The primary purpose of H-Canada is to stimulate dialogue among scholars who study Canadian history. H-Canada enables scholars in history and related disciplines to: communicate current research and research interests; discuss new articles, books, papers, approaches, methods, and tools of analysis; and test new ideas, and share comments and tips on teaching.

Recent Content

CfP: Connected Histories, Mirrored Empires: British and French Imperialism from the 17th through 20th centuries

Conference Call for Papers


Connected Histories, Mirrored Empires
British and French Imperialism

from the 17th through 20th centuries

Alice Conklin

Richard Drayton
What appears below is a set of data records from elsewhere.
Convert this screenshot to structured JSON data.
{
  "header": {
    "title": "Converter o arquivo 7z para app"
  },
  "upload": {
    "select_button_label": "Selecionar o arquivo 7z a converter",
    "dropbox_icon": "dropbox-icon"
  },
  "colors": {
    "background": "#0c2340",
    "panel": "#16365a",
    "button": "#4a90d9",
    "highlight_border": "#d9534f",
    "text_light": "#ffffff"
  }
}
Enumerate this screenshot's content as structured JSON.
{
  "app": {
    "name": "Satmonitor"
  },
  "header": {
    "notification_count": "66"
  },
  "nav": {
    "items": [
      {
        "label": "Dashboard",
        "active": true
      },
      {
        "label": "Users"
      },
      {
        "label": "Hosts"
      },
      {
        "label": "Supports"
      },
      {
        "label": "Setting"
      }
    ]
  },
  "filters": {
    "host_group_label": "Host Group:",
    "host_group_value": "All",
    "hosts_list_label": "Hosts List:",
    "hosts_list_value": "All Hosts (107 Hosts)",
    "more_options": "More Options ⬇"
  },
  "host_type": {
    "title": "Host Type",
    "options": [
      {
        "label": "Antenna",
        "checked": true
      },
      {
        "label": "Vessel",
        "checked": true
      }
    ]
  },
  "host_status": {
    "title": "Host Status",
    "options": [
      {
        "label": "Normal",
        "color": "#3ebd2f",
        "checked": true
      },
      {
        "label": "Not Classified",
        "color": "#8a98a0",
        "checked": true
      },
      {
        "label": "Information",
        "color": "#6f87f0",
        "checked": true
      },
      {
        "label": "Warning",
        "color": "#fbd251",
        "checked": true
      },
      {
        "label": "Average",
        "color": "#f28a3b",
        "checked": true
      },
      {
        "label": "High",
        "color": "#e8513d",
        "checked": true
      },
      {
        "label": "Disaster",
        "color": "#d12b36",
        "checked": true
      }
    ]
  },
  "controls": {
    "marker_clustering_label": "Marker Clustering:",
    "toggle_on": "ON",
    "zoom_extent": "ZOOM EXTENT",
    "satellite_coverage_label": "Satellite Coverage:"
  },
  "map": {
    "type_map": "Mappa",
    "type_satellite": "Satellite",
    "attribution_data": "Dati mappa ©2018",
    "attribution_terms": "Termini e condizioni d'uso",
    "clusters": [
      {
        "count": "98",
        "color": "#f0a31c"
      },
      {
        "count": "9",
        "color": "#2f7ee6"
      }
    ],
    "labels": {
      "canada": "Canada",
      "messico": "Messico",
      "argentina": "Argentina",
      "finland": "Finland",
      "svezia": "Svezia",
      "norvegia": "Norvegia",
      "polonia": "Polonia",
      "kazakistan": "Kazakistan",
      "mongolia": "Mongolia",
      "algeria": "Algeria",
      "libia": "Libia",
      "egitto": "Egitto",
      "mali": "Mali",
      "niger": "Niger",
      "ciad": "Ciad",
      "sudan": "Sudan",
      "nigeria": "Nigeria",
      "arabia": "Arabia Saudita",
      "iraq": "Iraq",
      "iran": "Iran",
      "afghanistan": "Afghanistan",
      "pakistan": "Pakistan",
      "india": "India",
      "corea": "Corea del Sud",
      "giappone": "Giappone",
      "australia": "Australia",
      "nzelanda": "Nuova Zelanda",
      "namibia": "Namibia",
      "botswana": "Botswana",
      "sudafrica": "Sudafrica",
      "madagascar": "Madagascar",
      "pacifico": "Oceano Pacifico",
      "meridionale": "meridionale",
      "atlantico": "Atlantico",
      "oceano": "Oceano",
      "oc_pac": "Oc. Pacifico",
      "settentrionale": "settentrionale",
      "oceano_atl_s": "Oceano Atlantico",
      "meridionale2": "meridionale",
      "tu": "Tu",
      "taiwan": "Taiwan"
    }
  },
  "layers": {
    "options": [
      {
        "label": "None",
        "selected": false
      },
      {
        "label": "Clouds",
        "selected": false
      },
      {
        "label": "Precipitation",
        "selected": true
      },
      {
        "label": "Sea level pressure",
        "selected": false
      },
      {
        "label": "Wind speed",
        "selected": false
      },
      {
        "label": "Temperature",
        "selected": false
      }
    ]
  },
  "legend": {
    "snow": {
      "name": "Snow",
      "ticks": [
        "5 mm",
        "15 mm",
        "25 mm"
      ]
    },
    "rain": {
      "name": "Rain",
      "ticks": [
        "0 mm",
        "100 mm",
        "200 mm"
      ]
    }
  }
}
­Pier Larson

François-Joseph Ruggiu

HNet Job Guide, week of August 24, 2015

The following jobs were posted to the H-Net Job Guide from 17 August 2015 to 24 August 2015. These job postings are included here based on  the categories selected by the list editors for H-Canada. See the  H-Net Job Guide website at for more information.


American Academy of Arts & Sciences - Visiting Scholars - Junior Faculty and Post-Doctoral Fellowships

CFP: Race, Gender, and Power in the Mormon Borderlands

Race, Gender, and Power on the Mormon Borderlands

Type: Call for Papers

Date: October 15, 2015

Subject Fields: African American History / Studies, Canadian History / Studies, Native American History / Studies, U.S. - Mexico Borderlands, Women's & Gender History / Studies



Race, Gender, and Power in the Mormon Borderlands

Joan Mitchell Award for travel to the Laurier Archives

The Laurier Archives at Wilfrid Laurier University invites applicants for the Joan Mitchell Travel Award.  The award of $1000 CAD supports scholars who wish to conduct research in the Laurier Archives' collections.  The Laurier Archives collecting areas include the history of the environmental conservation movement in Canada (with emphases on water resources, Canada's North, and biosphere reserves in Canada) , and the Evangelical Lutheran Church in Canada. The Archives holds Lutheran parish records from across Eastern Canada.